> **Exercise brief**
Each record in the material below must be written out again exactly.

<<<<

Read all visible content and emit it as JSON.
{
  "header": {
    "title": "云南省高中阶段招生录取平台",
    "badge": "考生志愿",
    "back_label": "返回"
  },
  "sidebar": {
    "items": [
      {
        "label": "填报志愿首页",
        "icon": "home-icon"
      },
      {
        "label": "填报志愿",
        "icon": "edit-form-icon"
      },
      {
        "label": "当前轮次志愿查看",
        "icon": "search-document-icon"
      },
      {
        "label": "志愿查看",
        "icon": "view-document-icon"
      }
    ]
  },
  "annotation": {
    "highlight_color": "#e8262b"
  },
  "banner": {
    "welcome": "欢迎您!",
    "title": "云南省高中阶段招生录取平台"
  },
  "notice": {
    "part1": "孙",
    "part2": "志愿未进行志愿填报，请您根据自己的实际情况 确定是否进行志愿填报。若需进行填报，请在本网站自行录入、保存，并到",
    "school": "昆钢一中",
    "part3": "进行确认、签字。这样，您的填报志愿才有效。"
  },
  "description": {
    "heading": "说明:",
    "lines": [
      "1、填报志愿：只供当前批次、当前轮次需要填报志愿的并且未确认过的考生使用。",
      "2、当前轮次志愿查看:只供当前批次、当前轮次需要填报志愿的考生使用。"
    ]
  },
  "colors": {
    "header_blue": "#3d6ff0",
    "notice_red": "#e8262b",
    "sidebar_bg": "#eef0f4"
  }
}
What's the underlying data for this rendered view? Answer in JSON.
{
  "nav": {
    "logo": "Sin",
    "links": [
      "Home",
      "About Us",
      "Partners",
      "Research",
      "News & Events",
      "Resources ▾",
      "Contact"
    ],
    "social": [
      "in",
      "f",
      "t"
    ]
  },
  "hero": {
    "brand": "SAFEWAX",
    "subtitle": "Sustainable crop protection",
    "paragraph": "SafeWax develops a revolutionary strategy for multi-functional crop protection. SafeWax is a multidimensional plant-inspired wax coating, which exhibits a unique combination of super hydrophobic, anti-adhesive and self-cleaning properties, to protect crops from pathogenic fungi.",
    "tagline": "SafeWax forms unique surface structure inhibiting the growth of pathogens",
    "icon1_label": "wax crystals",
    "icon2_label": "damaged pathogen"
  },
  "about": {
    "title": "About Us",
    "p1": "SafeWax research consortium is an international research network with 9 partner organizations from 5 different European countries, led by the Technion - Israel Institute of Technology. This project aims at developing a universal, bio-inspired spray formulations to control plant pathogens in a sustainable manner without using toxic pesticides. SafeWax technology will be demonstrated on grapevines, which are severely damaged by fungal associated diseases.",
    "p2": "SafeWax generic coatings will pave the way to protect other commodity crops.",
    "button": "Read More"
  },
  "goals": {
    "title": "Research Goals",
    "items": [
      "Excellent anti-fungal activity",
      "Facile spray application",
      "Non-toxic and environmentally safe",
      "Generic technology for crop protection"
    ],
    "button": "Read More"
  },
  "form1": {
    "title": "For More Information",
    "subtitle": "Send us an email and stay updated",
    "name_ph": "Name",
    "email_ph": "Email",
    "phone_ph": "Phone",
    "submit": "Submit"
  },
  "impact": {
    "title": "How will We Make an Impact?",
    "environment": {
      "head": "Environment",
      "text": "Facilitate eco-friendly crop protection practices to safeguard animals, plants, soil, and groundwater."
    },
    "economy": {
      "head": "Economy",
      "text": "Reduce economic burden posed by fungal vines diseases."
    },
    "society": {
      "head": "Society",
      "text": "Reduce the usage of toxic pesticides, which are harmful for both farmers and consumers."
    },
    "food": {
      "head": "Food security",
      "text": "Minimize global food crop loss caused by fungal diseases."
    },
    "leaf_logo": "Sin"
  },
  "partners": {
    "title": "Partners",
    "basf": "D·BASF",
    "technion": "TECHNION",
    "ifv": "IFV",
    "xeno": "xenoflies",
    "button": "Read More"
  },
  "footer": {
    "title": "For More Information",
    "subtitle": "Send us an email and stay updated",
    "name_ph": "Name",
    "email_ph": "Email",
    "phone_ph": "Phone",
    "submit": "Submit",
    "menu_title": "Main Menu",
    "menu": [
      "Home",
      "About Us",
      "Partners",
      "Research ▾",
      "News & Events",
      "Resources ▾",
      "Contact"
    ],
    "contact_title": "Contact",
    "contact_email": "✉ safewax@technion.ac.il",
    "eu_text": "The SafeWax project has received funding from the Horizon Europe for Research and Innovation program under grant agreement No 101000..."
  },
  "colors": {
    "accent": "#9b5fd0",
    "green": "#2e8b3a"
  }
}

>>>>

> **Answer to the problem**
Read all visible content and emit it as JSON.
{
  "header": {
    "title": "云南省高中阶段招生录取平台",
    "badge": "考生志愿",
    "back_label": "返回"
  },
  "sidebar": {
    "items": [
      {
        "label": "填报志愿首页",
        "icon": "home-icon"
      },
      {
        "label": "填报志愿",
        "icon": "edit-form-icon"
      },
      {
        "label": "当前轮次志愿查看",
        "icon": "search-document-icon"
      },
      {
        "label": "志愿查看",
        "icon": "view-document-icon"
      }
    ]
  },
  "annotation": {
    "highlight_color": "#e8262b"
  },
  "banner": {
    "welcome": "欢迎您!",
    "title": "云南省高中阶段招生录取平台"
  },
  "notice": {
    "part1": "孙",
    "part2": "志愿未进行志愿填报，请您根据自己的实际情况 确定是否进行志愿填报。若需进行填报，请在本网站自行录入、保存，并到",
    "school": "昆钢一中",
    "part3": "进行确认、签字。这样，您的填报志愿才有效。"
  },
  "description": {
    "heading": "说明:",
    "lines": [
      "1、填报志愿：只供当前批次、当前轮次需要填报志愿的并且未确认过的考生使用。",
      "2、当前轮次志愿查看:只供当前批次、当前轮次需要填报志愿的考生使用。"
    ]
  },
  "colors": {
    "header_blue": "#3d6ff0",
    "notice_red": "#e8262b",
    "sidebar_bg": "#eef0f4"
  }
}
What's the underlying data for this rendered view? Answer in JSON.
{
  "nav": {
    "logo": "Sin",
    "links": [
      "Home",
      "About Us",
      "Partners",
      "Research",
      "News & Events",
      "Resources ▾",
      "Contact"
    ],
    "social": [
      "in",
      "f",
      "t"
    ]
  },
  "hero": {
    "brand": "SAFEWAX",
    "subtitle": "Sustainable crop protection",
    "paragraph": "SafeWax develops a revolutionary strategy for multi-functional crop protection. SafeWax is a multidimensional plant-inspired wax coating, which exhibits a unique combination of super hydrophobic, anti-adhesive and self-cleaning properties, to protect crops from pathogenic fungi.",
    "tagline": "SafeWax forms unique surface structure inhibiting the growth of pathogens",
    "icon1_label": "wax crystals",
    "icon2_label": "damaged pathogen"
  },
  "about": {
    "title": "About Us",
    "p1": "SafeWax research consortium is an international research network with 9 partner organizations from 5 different European countries, led by the Technion - Israel Institute of Technology. This project aims at developing a universal, bio-inspired spray formulations to control plant pathogens in a sustainable manner without using toxic pesticides. SafeWax technology will be demonstrated on grapevines, which are severely damaged by fungal associated diseases.",
    "p2": "SafeWax generic coatings will pave the way to protect other commodity crops.",
    "button": "Read More"
  },
  "goals": {
    "title": "Research Goals",
    "items": [
      "Excellent anti-fungal activity",
      "Facile spray application",
      "Non-toxic and environmentally safe",
      "Generic technology for crop protection"
    ],
    "button": "Read More"
  },
  "form1": {
    "title": "For More Information",
    "subtitle": "Send us an email and stay updated",
    "name_ph": "Name",
    "email_ph": "Email",
    "phone_ph": "Phone",
    "submit": "Submit"
  },
  "impact": {
    "title": "How will We Make an Impact?",
    "environment": {
      "head": "Environment",
      "text": "Facilitate eco-friendly crop protection practices to safeguard animals, plants, soil, and groundwater."
    },
    "economy": {
      "head": "Economy",
      "text": "Reduce economic burden posed by fungal vines diseases."
    },
    "society": {
      "head": "Society",
      "text": "Reduce the usage of toxic pesticides, which are harmful for both farmers and consumers."
    },
    "food": {
      "head": "Food security",
      "text": "Minimize global food crop loss caused by fungal diseases."
    },
    "leaf_logo": "Sin"
  },
  "partners": {
    "title": "Partners",
    "basf": "D·BASF",
    "technion": "TECHNION",
    "ifv": "IFV",
    "xeno": "xenoflies",
    "button": "Read More"
  },
  "footer": {
    "title": "For More Information",
    "subtitle": "Send us an email and stay updated",
    "name_ph": "Name",
    "email_ph": "Email",
    "phone_ph": "Phone",
    "submit": "Submit",
    "menu_title": "Main Menu",
    "menu": [
      "Home",
      "About Us",
      "Partners",
      "Research ▾",
      "News & Events",
      "Resources ▾",
      "Contact"
    ],
    "contact_title": "Contact",
    "contact_email": "✉ safewax@technion.ac.il",
    "eu_text": "The SafeWax project has received funding from the Horizon Europe for Research and Innovation program under grant agreement No 101000..."
  },
  "colors": {
    "accent": "#9b5fd0",
    "green": "#2e8b3a"
  }
}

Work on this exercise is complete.